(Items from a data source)
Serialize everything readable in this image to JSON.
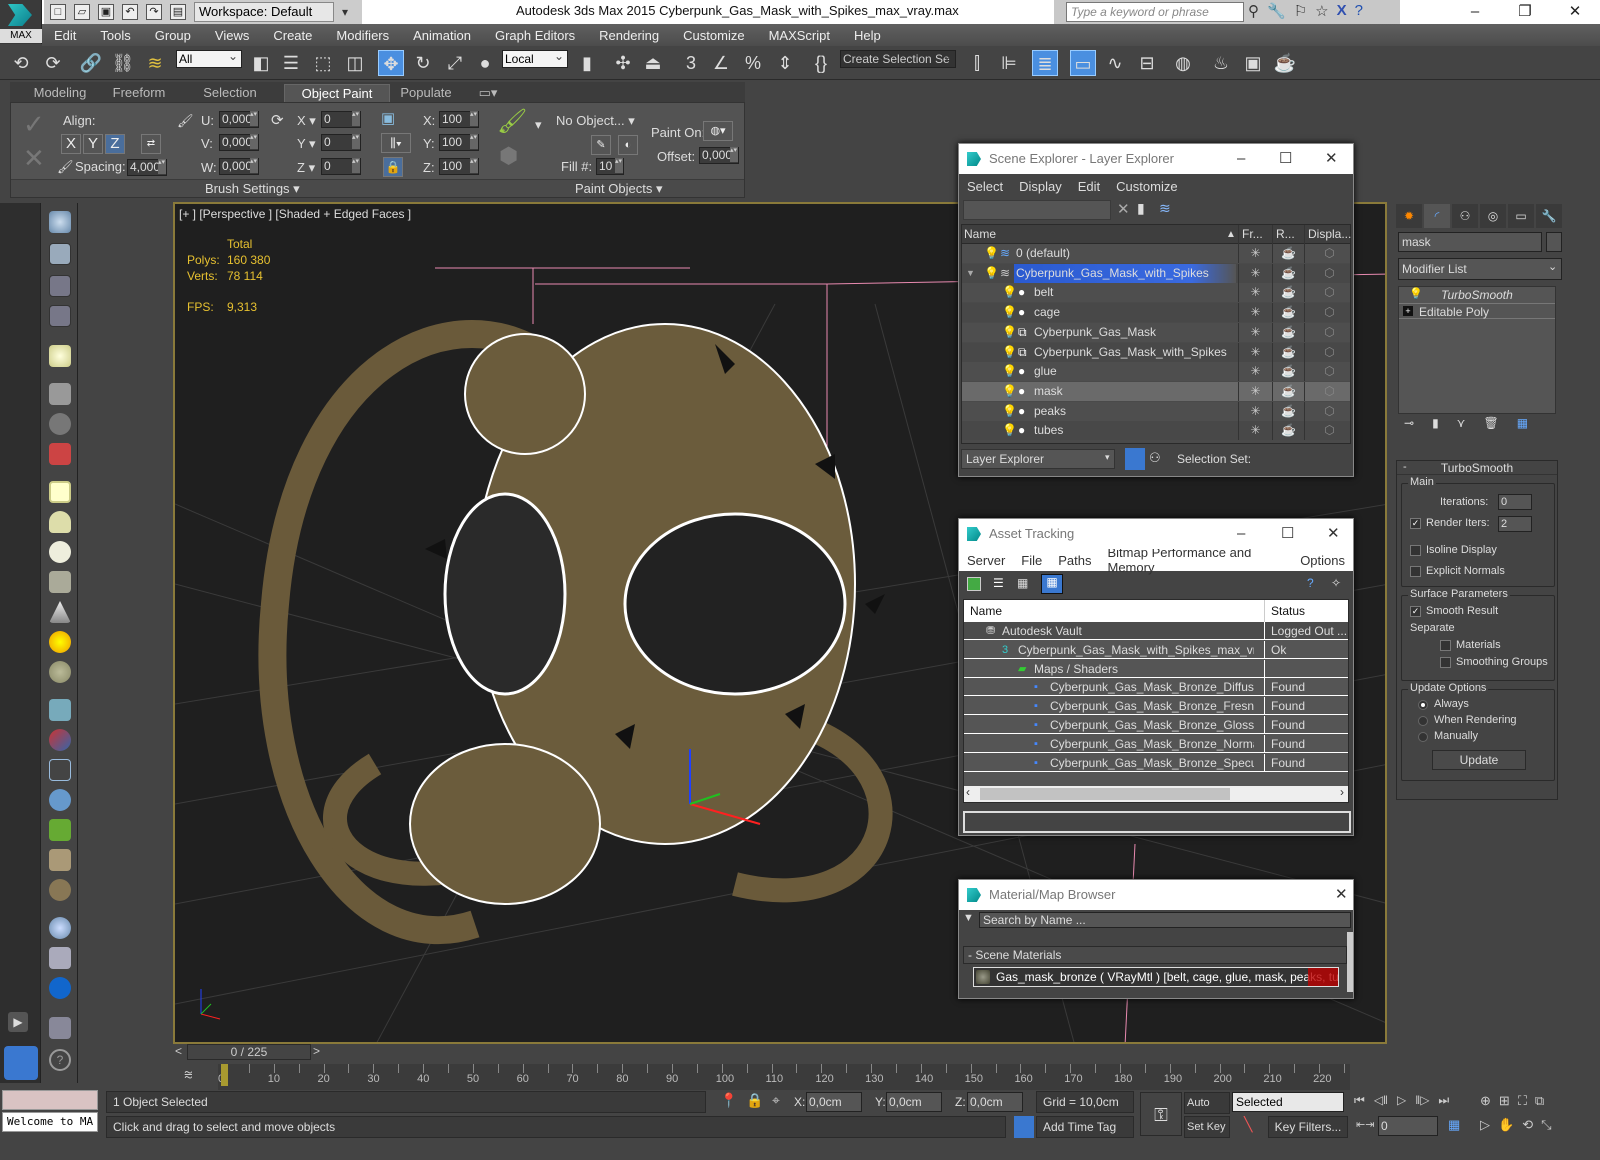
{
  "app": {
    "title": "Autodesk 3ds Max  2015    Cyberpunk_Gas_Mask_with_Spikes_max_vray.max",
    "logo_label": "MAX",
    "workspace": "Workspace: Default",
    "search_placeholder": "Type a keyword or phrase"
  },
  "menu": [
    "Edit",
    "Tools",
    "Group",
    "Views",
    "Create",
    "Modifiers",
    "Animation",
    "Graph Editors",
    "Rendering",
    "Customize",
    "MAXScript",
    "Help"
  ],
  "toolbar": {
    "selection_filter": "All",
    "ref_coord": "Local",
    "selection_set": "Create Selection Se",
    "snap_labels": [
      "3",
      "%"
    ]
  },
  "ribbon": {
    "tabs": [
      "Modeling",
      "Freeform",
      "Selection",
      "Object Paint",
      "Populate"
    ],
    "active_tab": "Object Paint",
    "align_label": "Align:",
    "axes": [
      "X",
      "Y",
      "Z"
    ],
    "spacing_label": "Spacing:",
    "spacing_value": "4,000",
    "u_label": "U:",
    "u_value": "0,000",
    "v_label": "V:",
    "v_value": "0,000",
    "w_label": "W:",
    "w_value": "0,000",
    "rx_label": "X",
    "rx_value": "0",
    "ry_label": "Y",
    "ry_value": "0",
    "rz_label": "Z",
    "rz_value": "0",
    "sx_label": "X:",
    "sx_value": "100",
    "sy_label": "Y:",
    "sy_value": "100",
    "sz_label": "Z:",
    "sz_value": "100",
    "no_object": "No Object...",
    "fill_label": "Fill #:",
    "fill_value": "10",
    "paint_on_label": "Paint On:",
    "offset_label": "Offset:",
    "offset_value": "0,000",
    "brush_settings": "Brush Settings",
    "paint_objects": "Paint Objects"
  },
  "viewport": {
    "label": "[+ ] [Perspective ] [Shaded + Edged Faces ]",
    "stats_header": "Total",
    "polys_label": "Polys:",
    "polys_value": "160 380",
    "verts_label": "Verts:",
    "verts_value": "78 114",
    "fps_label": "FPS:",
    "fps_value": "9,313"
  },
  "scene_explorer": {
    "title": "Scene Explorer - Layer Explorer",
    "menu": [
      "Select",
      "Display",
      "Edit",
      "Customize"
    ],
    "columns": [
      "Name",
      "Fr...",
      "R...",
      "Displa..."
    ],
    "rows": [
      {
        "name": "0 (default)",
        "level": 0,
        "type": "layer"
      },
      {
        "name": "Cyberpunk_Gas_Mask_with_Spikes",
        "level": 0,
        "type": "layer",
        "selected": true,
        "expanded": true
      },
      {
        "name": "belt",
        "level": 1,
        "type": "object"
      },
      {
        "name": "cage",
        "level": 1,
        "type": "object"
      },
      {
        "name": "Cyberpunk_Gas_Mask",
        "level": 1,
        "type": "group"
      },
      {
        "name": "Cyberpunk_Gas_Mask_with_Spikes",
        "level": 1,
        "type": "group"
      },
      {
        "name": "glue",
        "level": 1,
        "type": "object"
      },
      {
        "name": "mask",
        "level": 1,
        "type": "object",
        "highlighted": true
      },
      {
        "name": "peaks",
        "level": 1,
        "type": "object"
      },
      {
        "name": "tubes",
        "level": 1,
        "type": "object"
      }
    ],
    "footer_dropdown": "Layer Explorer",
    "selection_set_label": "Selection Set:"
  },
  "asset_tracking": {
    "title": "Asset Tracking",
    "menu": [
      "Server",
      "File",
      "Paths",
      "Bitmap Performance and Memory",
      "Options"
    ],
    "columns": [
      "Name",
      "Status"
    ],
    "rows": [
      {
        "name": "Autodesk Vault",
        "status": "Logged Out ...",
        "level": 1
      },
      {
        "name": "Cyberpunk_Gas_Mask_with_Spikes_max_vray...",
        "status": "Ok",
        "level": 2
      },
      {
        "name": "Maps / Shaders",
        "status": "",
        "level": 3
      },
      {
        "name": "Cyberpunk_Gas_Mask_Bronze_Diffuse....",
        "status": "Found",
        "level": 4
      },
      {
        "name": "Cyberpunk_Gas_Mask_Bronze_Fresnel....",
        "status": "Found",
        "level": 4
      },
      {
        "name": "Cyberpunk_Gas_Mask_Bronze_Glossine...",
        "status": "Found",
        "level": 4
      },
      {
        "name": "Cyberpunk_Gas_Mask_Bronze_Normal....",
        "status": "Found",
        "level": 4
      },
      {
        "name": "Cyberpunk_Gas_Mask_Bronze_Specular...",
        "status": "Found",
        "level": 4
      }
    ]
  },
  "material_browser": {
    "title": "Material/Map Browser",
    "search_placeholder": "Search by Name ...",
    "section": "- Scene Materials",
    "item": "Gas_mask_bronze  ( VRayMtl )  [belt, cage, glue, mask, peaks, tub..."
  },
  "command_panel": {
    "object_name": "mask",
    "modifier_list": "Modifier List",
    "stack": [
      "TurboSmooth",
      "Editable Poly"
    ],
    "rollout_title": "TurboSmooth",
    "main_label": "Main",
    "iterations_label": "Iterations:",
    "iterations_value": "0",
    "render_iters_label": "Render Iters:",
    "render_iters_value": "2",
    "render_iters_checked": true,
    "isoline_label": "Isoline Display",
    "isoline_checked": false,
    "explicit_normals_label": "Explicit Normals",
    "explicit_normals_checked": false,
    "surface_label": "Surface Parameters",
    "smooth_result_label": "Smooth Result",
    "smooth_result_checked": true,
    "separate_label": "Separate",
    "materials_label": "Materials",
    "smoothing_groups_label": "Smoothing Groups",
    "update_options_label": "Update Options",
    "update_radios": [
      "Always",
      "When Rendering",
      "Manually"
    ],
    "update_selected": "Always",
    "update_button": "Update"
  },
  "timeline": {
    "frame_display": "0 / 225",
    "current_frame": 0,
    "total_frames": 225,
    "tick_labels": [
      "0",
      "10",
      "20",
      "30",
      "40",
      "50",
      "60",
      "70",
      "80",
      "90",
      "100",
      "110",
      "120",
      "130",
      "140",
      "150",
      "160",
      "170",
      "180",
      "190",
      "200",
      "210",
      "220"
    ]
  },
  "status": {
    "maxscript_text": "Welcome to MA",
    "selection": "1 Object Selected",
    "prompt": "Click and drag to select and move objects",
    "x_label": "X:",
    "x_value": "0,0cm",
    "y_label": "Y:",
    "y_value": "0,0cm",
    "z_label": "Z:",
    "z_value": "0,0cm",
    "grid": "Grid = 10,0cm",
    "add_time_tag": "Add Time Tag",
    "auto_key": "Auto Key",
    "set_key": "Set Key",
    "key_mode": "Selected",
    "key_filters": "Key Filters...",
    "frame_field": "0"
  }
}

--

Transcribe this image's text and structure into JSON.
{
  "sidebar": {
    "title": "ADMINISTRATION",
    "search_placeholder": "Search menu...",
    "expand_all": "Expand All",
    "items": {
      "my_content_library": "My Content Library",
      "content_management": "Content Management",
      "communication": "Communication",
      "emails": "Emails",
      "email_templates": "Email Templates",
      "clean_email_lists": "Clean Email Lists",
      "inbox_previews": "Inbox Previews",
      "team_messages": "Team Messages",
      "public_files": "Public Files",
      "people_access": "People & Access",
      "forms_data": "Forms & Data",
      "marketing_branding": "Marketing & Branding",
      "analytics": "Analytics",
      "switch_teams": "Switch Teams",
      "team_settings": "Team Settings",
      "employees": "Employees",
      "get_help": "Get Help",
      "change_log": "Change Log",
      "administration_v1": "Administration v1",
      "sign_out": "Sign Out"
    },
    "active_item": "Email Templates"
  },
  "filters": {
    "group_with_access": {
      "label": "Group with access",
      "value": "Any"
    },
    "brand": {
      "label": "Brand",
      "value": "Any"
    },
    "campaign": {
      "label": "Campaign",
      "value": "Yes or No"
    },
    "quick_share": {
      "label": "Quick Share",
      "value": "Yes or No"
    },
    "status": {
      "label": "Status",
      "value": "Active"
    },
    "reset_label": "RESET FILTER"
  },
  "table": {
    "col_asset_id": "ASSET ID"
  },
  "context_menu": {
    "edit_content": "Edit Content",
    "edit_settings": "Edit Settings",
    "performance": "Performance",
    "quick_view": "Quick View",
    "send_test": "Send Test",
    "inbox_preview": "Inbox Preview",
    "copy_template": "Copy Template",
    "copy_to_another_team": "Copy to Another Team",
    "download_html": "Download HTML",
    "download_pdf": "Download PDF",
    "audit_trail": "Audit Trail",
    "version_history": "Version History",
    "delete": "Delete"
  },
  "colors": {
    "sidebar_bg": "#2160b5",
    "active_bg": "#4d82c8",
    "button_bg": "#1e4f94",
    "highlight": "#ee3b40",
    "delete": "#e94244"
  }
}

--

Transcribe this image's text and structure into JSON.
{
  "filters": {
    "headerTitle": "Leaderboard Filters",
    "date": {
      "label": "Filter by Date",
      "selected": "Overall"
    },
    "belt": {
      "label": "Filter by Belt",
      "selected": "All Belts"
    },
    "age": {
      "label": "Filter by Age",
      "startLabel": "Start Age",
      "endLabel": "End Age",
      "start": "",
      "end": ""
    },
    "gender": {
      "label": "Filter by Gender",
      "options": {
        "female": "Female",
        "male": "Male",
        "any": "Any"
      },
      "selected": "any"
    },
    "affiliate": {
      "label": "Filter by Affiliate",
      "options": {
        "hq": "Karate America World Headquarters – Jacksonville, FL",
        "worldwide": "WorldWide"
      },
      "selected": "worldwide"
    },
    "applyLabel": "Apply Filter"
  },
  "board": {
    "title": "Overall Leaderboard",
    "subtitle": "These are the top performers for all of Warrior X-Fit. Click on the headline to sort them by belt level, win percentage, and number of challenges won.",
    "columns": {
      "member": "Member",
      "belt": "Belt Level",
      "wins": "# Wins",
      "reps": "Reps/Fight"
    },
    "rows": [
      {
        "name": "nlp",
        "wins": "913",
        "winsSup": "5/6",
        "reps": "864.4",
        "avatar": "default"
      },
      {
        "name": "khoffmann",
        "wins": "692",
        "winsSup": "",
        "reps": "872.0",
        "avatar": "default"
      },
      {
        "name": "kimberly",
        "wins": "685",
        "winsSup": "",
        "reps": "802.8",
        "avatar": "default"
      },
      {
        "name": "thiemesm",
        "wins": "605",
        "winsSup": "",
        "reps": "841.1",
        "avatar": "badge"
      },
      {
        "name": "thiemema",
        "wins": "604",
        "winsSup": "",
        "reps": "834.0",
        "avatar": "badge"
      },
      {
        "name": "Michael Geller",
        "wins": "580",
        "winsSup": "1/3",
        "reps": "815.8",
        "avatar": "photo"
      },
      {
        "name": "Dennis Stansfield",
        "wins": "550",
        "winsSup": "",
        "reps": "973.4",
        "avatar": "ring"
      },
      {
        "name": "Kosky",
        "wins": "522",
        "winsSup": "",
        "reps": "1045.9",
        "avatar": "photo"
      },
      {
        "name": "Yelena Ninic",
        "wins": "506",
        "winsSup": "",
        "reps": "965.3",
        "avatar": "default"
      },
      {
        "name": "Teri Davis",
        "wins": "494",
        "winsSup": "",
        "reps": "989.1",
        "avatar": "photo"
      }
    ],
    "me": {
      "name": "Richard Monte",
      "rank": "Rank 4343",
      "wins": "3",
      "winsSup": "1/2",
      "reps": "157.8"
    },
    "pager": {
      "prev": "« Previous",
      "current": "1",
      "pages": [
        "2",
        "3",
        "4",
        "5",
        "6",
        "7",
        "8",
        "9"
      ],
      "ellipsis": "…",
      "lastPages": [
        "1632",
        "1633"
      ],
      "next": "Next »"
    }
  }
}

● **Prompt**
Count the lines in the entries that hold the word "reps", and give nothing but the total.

● **Answer space**
12